[Start of section]

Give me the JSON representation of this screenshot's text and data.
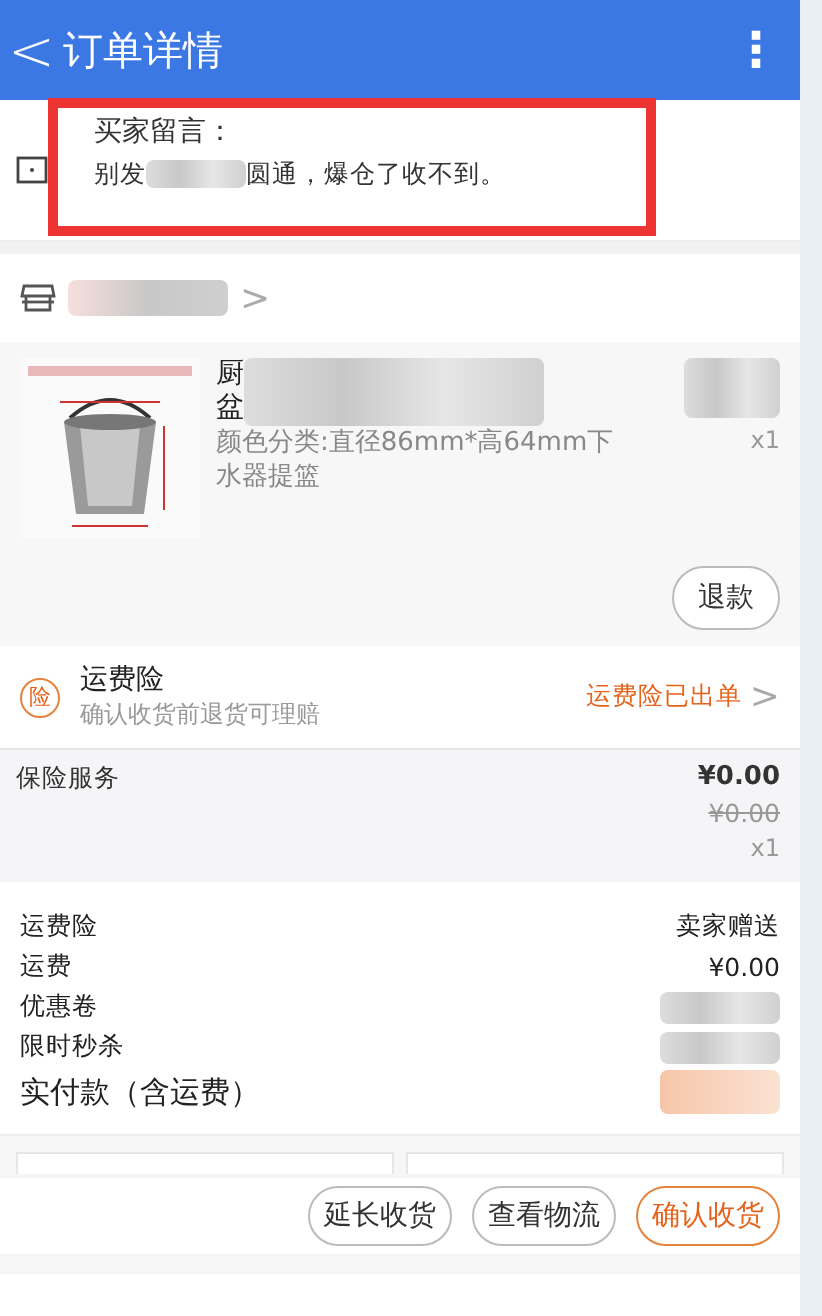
{
  "header": {
    "back": "<",
    "title": "订单详情",
    "menu": "⋮"
  },
  "message": {
    "label": "买家留言：",
    "text_before": "别发",
    "text_after": "圆通，爆仓了收不到。"
  },
  "shop": {
    "chevron": ">"
  },
  "product": {
    "title_lines": [
      "厨",
      "盆"
    ],
    "spec": "颜色分类:直径86mm*高64mm下水器提篮",
    "quantity": "x1",
    "refund": "退款"
  },
  "insurance": {
    "badge": "险",
    "title": "运费险",
    "subtitle": "确认收货前退货可理赔",
    "status": "运费险已出单",
    "chevron": ">"
  },
  "service": {
    "label": "保险服务",
    "price": "¥0.00",
    "original_price": "¥0.00",
    "quantity": "x1"
  },
  "summary": [
    {
      "label": "运费险",
      "value": "卖家赠送",
      "kind": "text"
    },
    {
      "label": "运费",
      "value": "¥0.00",
      "kind": "text"
    },
    {
      "label": "优惠卷",
      "kind": "hidden"
    },
    {
      "label": "限时秒杀",
      "kind": "hidden"
    },
    {
      "label": "实付款（含运费）",
      "kind": "total"
    }
  ],
  "actions": [
    {
      "label": "延长收货",
      "primary": false
    },
    {
      "label": "查看物流",
      "primary": false
    },
    {
      "label": "确认收货",
      "primary": true
    }
  ]
}
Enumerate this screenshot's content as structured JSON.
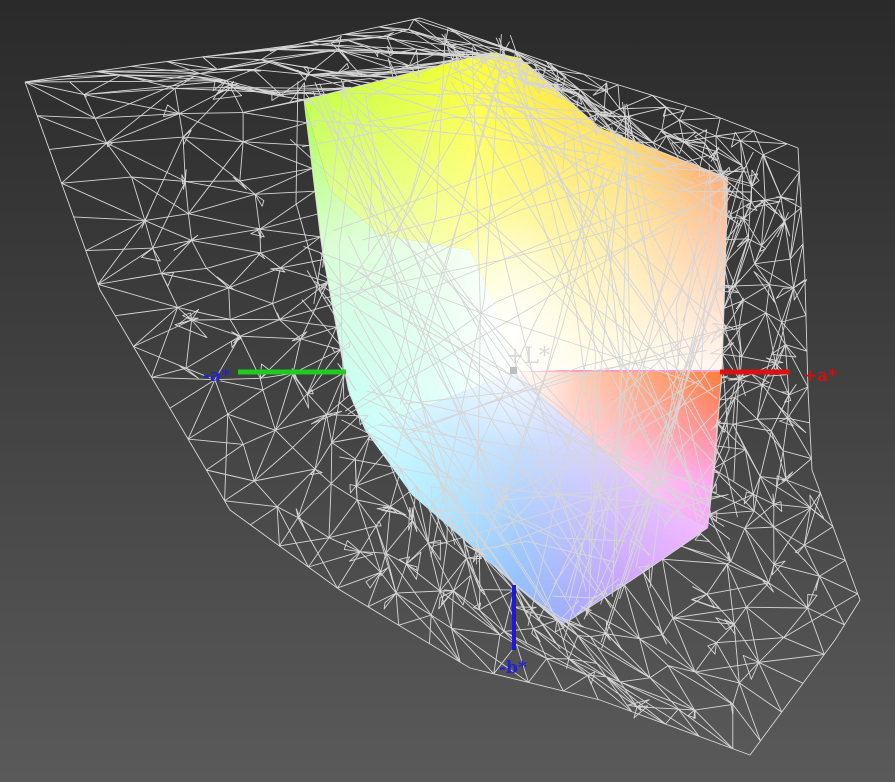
{
  "axes": {
    "lstar": {
      "label": "+L*",
      "color": "#d8d8d8"
    },
    "minus_a": {
      "label": "-a*",
      "color": "#1ecb1e",
      "label_color": "#2222cc"
    },
    "plus_a": {
      "label": "+a*",
      "color": "#dd1111",
      "label_color": "#cc1111"
    },
    "minus_b": {
      "label": "-b*",
      "color": "#1a1ad8",
      "label_color": "#2222cc"
    }
  },
  "colors": {
    "wireframe": "#d6d6d6",
    "background_top": "#2a2a2a",
    "background_bottom": "#5a5a5a"
  }
}
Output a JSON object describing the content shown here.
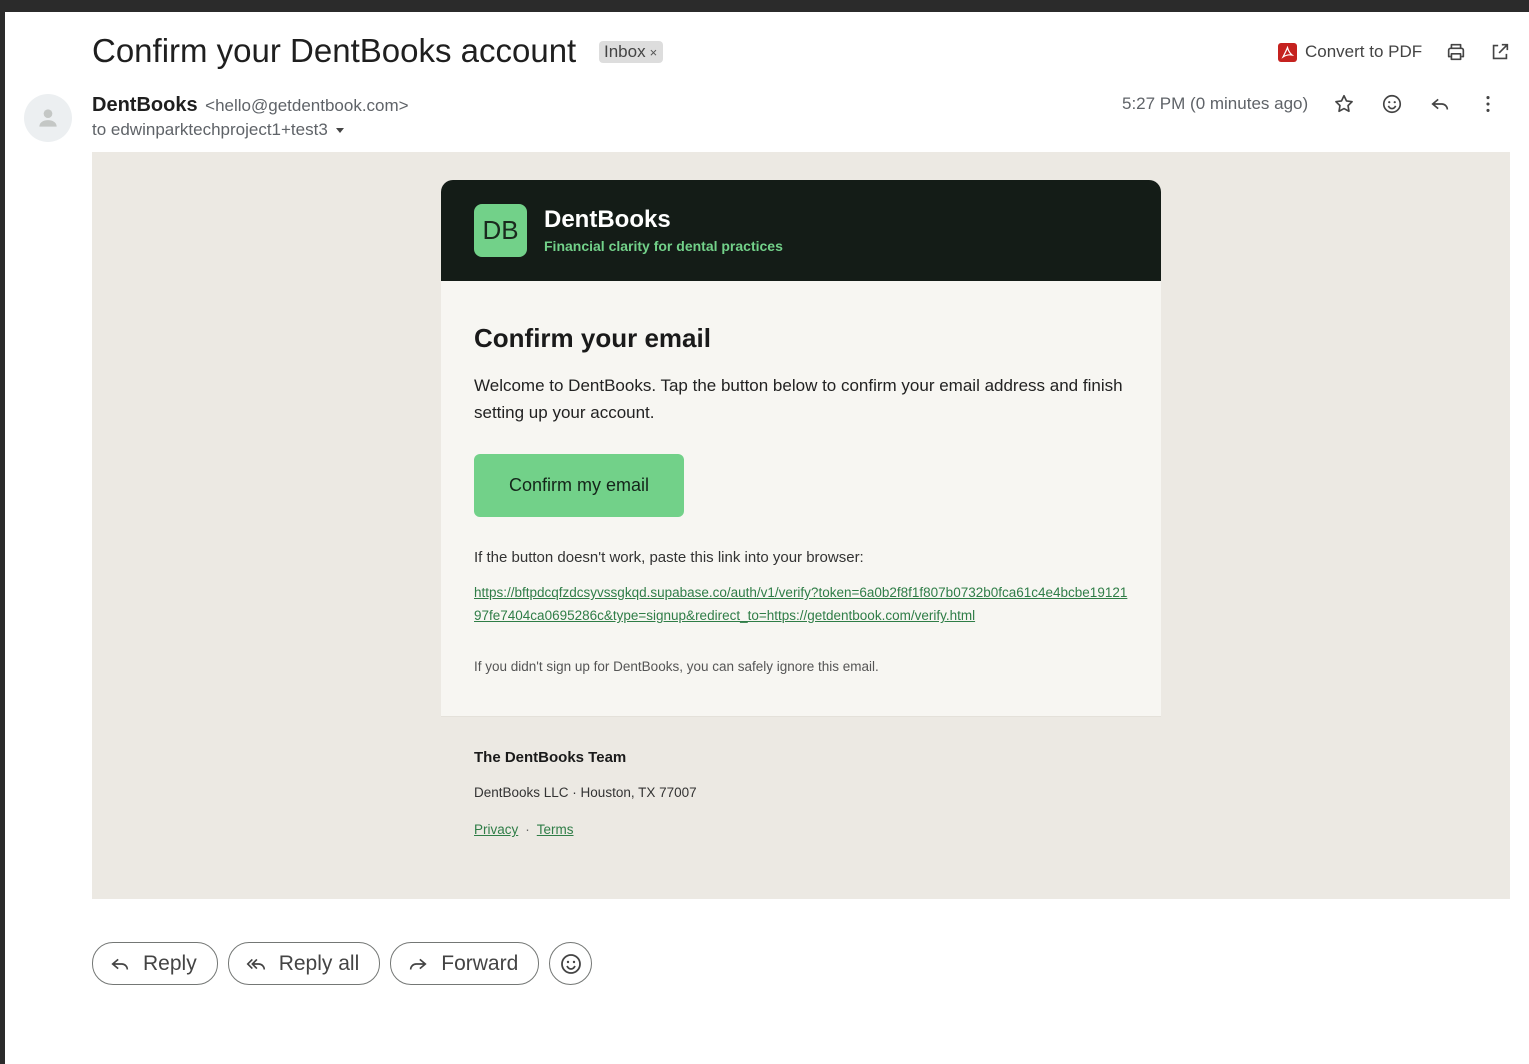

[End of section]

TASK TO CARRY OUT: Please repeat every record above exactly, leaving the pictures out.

YOUR SOLUTION:
Give me the JSON representation of this screenshot's text and data.
{
  "header": {
    "back": "<",
    "title": "订单详情",
    "menu": "⋮"
  },
  "message": {
    "label": "买家留言：",
    "text_before": "别发",
    "text_after": "圆通，爆仓了收不到。"
  },
  "shop": {
    "chevron": ">"
  },
  "product": {
    "title_lines": [
      "厨",
      "盆"
    ],
    "spec": "颜色分类:直径86mm*高64mm下水器提篮",
    "quantity": "x1",
    "refund": "退款"
  },
  "insurance": {
    "badge": "险",
    "title": "运费险",
    "subtitle": "确认收货前退货可理赔",
    "status": "运费险已出单",
    "chevron": ">"
  },
  "service": {
    "label": "保险服务",
    "price": "¥0.00",
    "original_price": "¥0.00",
    "quantity": "x1"
  },
  "summary": [
    {
      "label": "运费险",
      "value": "卖家赠送",
      "kind": "text"
    },
    {
      "label": "运费",
      "value": "¥0.00",
      "kind": "text"
    },
    {
      "label": "优惠卷",
      "kind": "hidden"
    },
    {
      "label": "限时秒杀",
      "kind": "hidden"
    },
    {
      "label": "实付款（含运费）",
      "kind": "total"
    }
  ],
  "actions": [
    {
      "label": "延长收货",
      "primary": false
    },
    {
      "label": "查看物流",
      "primary": false
    },
    {
      "label": "确认收货",
      "primary": true
    }
  ]
}
Enumerate this screenshot's content as structured JSON.
{
  "axes": {
    "lstar": {
      "label": "+L*",
      "color": "#d8d8d8"
    },
    "minus_a": {
      "label": "-a*",
      "color": "#1ecb1e",
      "label_color": "#2222cc"
    },
    "plus_a": {
      "label": "+a*",
      "color": "#dd1111",
      "label_color": "#cc1111"
    },
    "minus_b": {
      "label": "-b*",
      "color": "#1a1ad8",
      "label_color": "#2222cc"
    }
  },
  "colors": {
    "wireframe": "#d6d6d6",
    "background_top": "#2a2a2a",
    "background_bottom": "#5a5a5a"
  }
}
Output a JSON object describing the content shown here.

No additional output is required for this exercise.